When the UK leaves the EU, currently scheduled for 29 March, a number of things which we have become used to could well end.
Today, we look at pets and how their travel plans to EU countries could be affected. A no-deal Brexit would have implications for your travel. The UK currently is part of the European Union pet passport scheme. When the UK leaves the EU on 29 March, this participation will end. Owners of dogs and cats (and ferrets) will need to provide evidence their animals are healthy, with documents required to support this upon arrival in the EU.
You should contact your vet at least 4-months prior to travelling to any EU country.
Effective vaccination against rabies will also be needed. A rabies antibody titration test (to see that the animal has produced a sufficient level of antibodies to be immune) will be required at least 30-days after the vaccination.
A successful blood test is only needed for first time travel to an EU country. However, you must keep your pets vaccinations up-to-date with boosters before they expire.
Pets will need to travel with an animal health certificate issued by an officially registered vet. This can only be issued up to 10-days before entry into an EU member state.
When you arrive in the EU, pet owners will be required to enter through a designated Traveller’s Point of Entry (TPE), where proof of microchip, rabies vaccination and the blood test result will be needed, alongside the pet’s health certificate.
To return to the UK, your pet will need one of the following documents;
- An existing EU pet passport.

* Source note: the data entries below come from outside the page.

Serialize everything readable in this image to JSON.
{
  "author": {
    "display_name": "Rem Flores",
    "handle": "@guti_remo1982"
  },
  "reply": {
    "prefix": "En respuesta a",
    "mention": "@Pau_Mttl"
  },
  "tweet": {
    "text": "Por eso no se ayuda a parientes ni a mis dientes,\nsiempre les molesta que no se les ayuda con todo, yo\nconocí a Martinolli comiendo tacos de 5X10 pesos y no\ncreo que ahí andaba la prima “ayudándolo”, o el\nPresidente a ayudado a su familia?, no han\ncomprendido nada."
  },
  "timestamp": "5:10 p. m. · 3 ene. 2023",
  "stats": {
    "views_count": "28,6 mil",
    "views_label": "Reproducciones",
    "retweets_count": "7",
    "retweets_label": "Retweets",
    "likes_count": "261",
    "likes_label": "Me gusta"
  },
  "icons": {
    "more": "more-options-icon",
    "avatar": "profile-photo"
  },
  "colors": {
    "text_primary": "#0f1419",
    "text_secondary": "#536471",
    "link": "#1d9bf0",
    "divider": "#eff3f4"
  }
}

- The EU health certificate issued in the UK.
- A UK pet health certificate (issued outside the UK for travel into the UK only).
For further guidance on pet travel to Europe after Brexit, please refer to the gov.uk website, here.